Problem description >> Begin at the line containing "What data populates" and give again every line to the end of the records, exactly, without the pictures.

Exercise input >>
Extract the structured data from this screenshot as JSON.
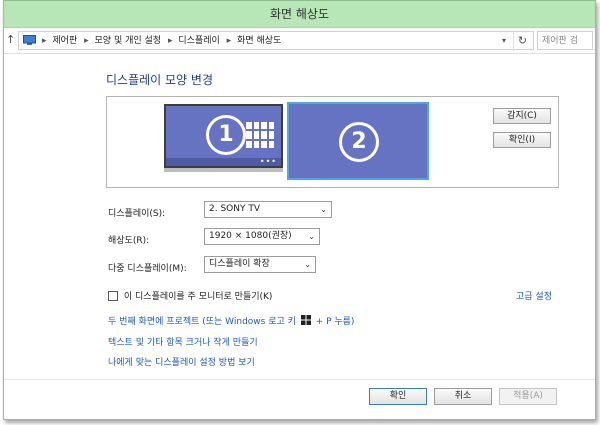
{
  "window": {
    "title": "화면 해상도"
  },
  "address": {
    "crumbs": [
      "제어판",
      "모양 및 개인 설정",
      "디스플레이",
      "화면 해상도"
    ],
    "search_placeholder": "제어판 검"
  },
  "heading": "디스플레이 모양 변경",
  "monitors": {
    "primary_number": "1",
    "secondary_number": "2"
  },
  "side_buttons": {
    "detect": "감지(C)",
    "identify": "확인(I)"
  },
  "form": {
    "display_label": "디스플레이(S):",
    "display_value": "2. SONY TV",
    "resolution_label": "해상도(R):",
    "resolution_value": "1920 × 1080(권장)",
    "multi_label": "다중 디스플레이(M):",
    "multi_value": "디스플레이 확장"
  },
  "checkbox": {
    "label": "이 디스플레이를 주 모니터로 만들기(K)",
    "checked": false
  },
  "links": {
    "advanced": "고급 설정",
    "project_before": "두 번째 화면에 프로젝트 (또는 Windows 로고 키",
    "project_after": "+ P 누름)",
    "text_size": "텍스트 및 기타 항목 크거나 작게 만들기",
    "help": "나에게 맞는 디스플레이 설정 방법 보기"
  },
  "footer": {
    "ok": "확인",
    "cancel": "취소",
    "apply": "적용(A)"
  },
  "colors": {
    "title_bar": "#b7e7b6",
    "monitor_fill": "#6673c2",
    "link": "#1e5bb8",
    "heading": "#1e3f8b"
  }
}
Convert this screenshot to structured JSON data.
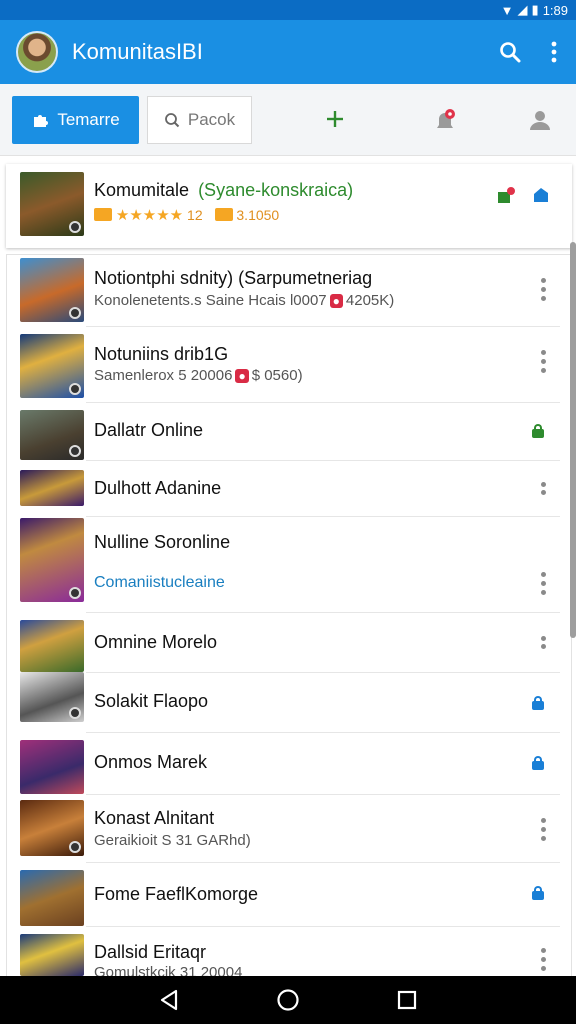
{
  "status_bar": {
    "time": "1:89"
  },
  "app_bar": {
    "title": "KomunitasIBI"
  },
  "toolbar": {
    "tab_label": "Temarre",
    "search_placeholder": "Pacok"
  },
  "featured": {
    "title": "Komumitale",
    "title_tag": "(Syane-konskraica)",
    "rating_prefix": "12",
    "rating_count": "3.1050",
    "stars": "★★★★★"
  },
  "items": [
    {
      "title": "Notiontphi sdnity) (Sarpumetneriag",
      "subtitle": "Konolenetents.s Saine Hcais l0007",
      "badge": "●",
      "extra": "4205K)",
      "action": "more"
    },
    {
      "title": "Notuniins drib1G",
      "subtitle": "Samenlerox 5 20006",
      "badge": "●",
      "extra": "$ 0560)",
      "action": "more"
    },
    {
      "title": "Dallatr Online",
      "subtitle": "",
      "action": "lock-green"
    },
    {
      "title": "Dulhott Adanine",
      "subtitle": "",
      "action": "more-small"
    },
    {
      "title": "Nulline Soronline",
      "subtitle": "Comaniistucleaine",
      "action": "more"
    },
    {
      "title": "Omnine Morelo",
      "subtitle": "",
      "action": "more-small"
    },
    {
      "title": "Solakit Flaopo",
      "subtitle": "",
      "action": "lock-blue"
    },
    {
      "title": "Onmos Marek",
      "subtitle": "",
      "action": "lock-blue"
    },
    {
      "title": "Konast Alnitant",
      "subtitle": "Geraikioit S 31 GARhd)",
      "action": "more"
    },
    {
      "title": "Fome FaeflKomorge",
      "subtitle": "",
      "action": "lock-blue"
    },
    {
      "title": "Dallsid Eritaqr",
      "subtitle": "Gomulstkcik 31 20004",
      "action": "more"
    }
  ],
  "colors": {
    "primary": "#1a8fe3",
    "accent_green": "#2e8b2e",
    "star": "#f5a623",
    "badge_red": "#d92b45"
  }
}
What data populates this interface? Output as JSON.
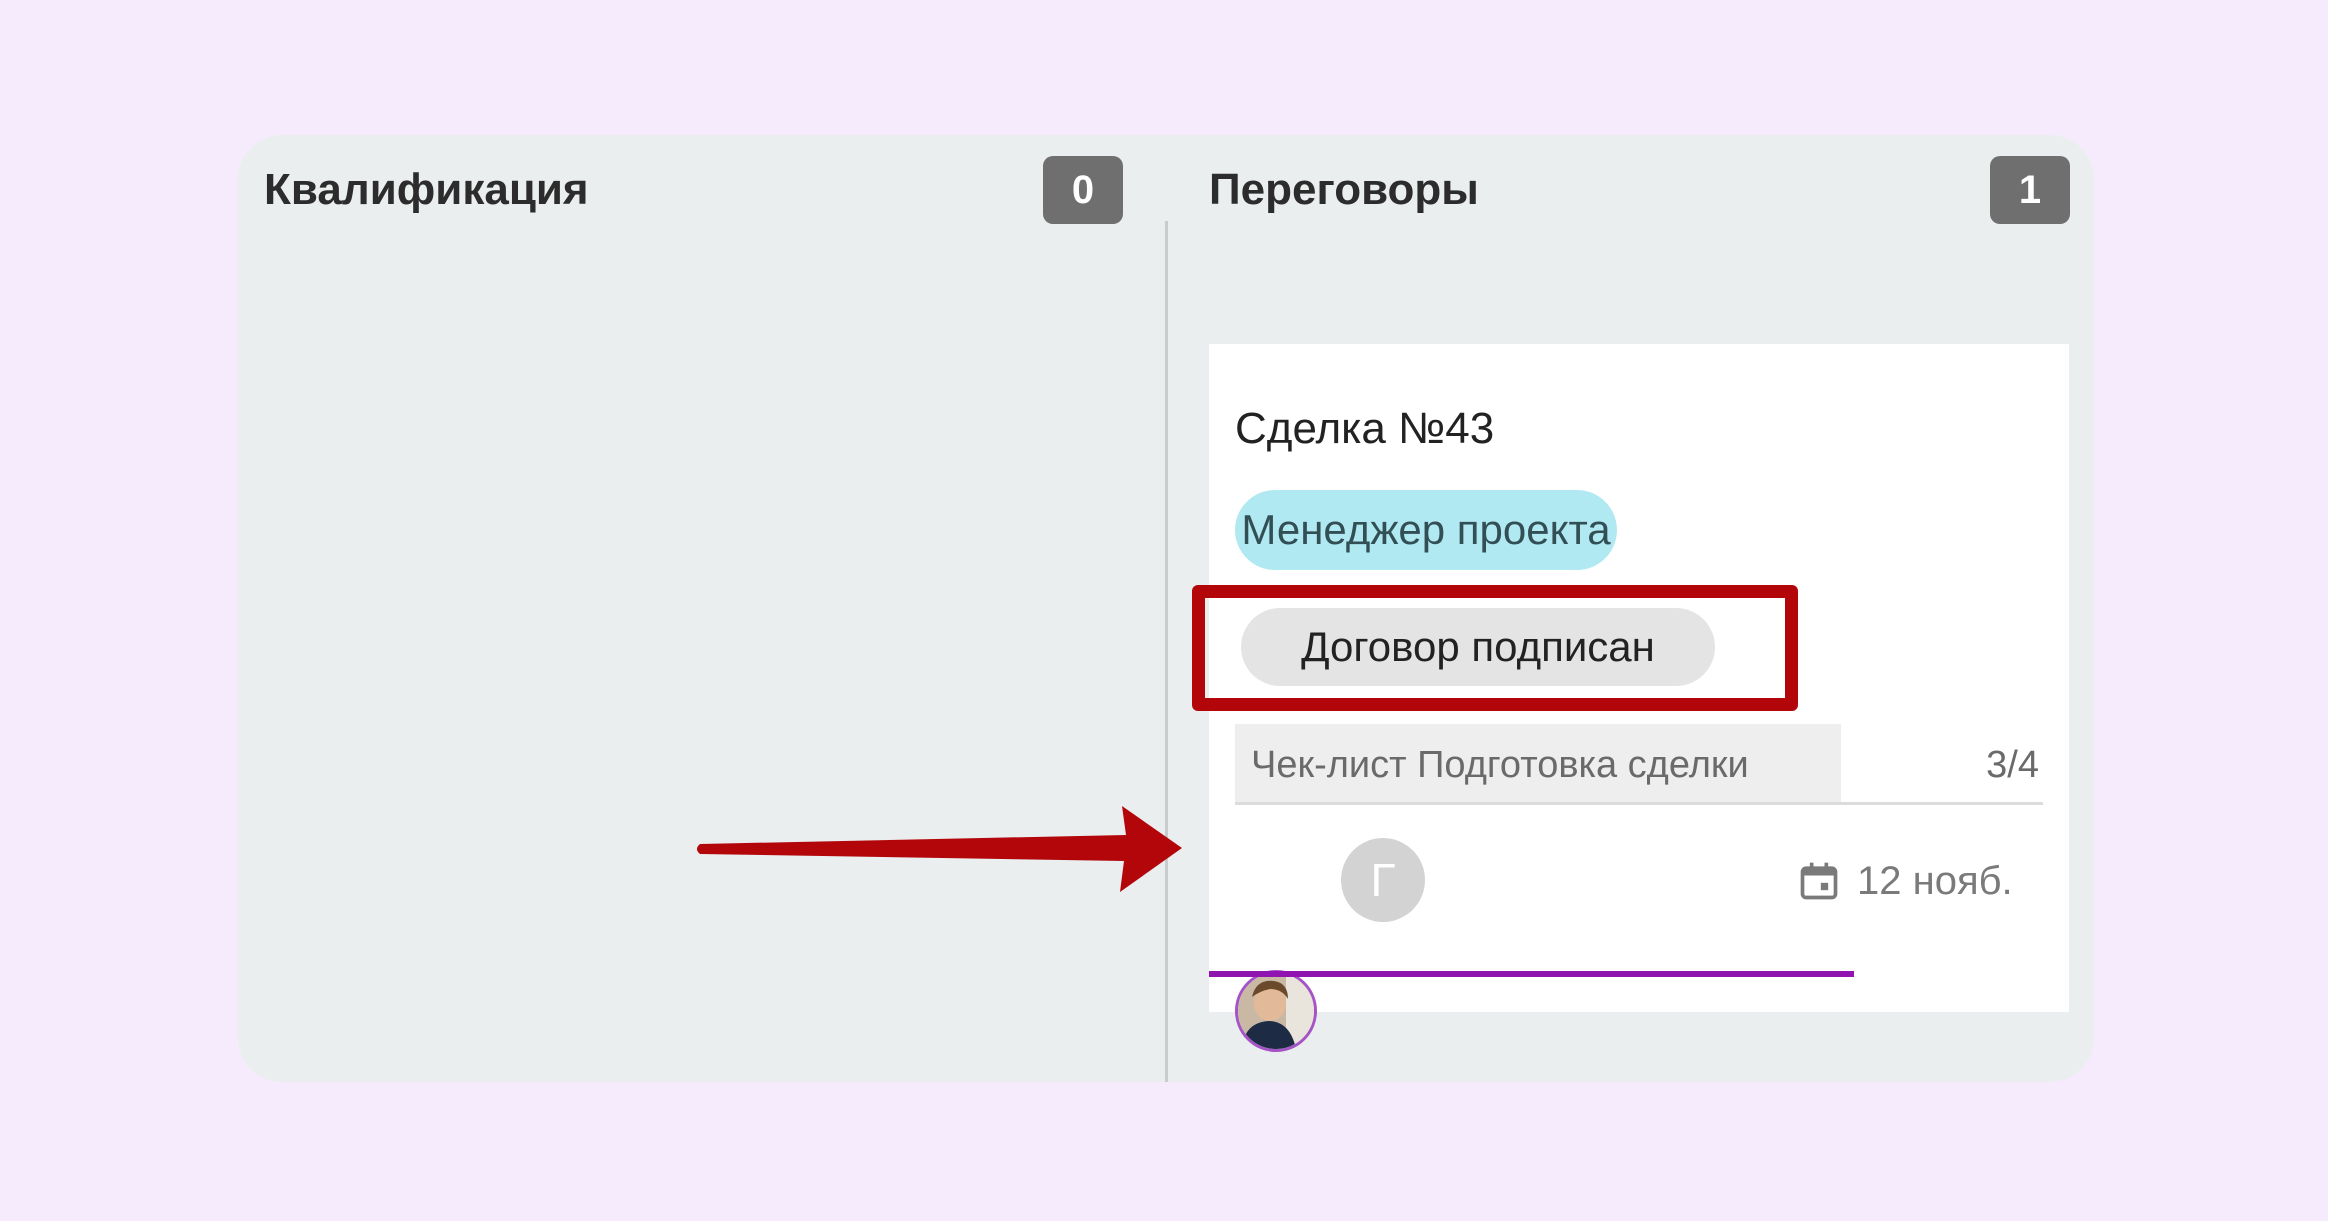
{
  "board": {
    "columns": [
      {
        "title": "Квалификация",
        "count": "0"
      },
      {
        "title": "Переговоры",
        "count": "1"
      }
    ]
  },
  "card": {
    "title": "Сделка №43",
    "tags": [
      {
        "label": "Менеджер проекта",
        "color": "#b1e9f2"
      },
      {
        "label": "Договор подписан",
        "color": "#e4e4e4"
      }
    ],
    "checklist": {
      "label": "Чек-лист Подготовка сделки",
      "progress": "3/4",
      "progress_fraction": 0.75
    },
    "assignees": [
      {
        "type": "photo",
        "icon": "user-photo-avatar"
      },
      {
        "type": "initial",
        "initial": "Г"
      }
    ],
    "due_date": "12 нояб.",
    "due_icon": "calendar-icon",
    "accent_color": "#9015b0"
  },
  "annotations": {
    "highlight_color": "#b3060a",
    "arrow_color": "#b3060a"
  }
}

Reply to the task >>
What data populates this interface? Output as JSON.
{
  "board": {
    "columns": [
      {
        "title": "Квалификация",
        "count": "0"
      },
      {
        "title": "Переговоры",
        "count": "1"
      }
    ]
  },
  "card": {
    "title": "Сделка №43",
    "tags": [
      {
        "label": "Менеджер проекта",
        "color": "#b1e9f2"
      },
      {
        "label": "Договор подписан",
        "color": "#e4e4e4"
      }
    ],
    "checklist": {
      "label": "Чек-лист Подготовка сделки",
      "progress": "3/4",
      "progress_fraction": 0.75
    },
    "assignees": [
      {
        "type": "photo",
        "icon": "user-photo-avatar"
      },
      {
        "type": "initial",
        "initial": "Г"
      }
    ],
    "due_date": "12 нояб.",
    "due_icon": "calendar-icon",
    "accent_color": "#9015b0"
  },
  "annotations": {
    "highlight_color": "#b3060a",
    "arrow_color": "#b3060a"
  }
}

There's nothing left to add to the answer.